“When I go out door-knocking, a lot of the folks I meet are elderly. They understand health issues,” Colon said, adding that many are appalled to learn that people are growing old in prison, despite having served their sentences, due to the Parole Board’s punitive practices.
Some state legislators have been hesitant to endorse the Fair and Timely Parole and Elder Parole Acts, oftentimes citing concerns about public safety which are not supported by research data. But others, especially representatives from communities affected by over-policing and mass incarceration, have been eager to join grassroots advocates in support of parole reform.

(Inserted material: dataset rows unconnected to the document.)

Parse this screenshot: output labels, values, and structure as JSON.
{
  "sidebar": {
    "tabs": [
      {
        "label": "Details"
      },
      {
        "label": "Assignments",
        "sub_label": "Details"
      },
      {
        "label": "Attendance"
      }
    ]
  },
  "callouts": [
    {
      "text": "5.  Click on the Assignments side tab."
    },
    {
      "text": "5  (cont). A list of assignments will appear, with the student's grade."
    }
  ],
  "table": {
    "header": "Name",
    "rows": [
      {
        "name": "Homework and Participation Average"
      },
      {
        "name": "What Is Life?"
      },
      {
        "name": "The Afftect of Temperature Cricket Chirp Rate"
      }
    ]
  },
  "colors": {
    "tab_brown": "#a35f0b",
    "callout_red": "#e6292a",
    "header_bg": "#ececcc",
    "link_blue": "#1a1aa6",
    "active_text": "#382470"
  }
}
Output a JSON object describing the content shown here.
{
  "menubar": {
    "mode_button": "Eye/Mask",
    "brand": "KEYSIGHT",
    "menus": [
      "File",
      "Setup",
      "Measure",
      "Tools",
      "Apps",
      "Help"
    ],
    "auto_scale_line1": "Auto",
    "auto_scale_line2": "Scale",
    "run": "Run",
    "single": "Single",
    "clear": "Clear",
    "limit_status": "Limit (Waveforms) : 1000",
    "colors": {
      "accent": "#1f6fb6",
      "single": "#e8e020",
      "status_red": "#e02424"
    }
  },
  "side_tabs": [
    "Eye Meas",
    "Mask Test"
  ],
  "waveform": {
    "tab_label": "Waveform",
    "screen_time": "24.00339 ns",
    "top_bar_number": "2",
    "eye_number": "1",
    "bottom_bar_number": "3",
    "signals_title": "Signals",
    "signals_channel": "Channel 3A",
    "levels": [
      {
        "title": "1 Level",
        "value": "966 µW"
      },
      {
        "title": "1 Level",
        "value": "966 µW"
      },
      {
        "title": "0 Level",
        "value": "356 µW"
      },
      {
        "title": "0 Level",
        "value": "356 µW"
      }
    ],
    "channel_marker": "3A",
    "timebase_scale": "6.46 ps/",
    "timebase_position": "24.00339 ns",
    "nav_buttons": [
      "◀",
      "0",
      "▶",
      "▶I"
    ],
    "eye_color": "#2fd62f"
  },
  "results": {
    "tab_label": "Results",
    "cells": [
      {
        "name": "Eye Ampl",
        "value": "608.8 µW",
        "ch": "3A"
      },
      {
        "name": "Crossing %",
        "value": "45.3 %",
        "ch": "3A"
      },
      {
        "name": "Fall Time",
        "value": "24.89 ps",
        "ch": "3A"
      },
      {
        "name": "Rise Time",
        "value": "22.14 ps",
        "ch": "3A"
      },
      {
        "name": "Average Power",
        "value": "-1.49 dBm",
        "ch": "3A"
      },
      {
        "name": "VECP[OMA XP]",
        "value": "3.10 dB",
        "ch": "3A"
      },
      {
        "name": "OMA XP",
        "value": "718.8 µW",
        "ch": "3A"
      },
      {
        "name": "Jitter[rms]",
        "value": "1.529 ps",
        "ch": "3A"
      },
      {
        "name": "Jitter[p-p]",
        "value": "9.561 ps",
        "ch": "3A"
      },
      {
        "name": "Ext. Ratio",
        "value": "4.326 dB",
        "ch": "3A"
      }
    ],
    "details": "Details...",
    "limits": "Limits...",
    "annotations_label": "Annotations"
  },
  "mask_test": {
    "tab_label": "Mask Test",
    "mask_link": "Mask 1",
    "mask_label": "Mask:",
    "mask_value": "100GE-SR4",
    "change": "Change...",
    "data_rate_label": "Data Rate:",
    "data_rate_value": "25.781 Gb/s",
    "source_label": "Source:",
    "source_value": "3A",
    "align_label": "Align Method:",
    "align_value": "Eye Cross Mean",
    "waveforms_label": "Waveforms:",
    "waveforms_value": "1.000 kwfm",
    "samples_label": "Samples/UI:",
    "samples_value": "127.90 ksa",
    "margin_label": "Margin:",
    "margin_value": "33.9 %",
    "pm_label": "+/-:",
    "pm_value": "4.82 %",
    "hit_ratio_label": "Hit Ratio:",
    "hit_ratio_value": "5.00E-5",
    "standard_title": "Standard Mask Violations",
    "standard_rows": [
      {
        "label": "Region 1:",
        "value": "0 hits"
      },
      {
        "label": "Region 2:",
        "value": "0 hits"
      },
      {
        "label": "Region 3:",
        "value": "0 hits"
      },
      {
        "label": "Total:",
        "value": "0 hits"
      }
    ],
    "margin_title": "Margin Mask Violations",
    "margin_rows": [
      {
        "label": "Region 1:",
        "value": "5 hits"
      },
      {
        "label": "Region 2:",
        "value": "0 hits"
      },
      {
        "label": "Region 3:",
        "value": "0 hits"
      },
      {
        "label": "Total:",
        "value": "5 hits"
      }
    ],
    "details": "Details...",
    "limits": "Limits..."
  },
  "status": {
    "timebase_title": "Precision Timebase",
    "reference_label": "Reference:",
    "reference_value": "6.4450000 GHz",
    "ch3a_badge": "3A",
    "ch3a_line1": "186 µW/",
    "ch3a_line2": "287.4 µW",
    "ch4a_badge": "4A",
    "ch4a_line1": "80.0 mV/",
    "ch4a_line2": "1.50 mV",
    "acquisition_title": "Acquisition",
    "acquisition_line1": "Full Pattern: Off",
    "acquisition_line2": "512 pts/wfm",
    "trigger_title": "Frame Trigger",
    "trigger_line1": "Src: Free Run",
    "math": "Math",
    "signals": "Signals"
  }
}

Still, Laura Whitehorn told me she remains a little wary of working so closely with elected officials. Living through the freedom struggles of the 1960s and 1970s, she told me, she witnessed the “extent to which the government would go to crush meaningful resistance.” Still, she added, “We’ve never had a legislature like this before—not in my lifetime. Black legislatures in the South during Reconstruction probably looked very similar to what the New York State Assembly looks like now.”
For Whitehorn, one thing especially stands out from her recent conversations with state legislators: “Every time we go to these meetings, we talk to someone who has a family member in prison—if not the legislators themselves, then their staffers. Things have changed.” At the same time, however, Whitehorn insists that grassroots advocates and directly affected people need to maintain pressure on their political representatives, because “the history we’re up against” tends towards cooptation, not collaboration and social transformation.
Should they pass this legislative session, as advocates demand, the Fair and Timely Parole and Elder Parole Acts will be among the most important steps any state has yet taken towards meaningful decarceration. Still, until such transformations become widespread, prison systems across the country will remain bloated by an aging incarcerated population whose medical needs have, in most cases, already well outstripped state capacity.
Currently, according to the Bureau of Justice Statistics, there are about 200,000 people over the age of 55 incarcerated throughout the United States. Without political intervention, this number will only continue to grow; in 2017, the Sentencing Project estimated that one in seven prisoners in the U.S—206,268 people—was serving a life or “virtual life” sentence. For many thousands of these people, their release is dependent on parole commissioners who are, for the time being at least, predisposed to maintain their incarceration, rather than to recognize their rehabilitation and set them free.
But if the movement currently underway in New York is any indication, the political winds are finally turning. The punitive paradigm of Pataki and his national counterparts seems, at last, to be collapsing under its own cruelty and thoughtlessness. In neighborhoods around the country, folks from all walks of life are slowly coming to the same undeniable conclusion: It’s time to bring our elders home.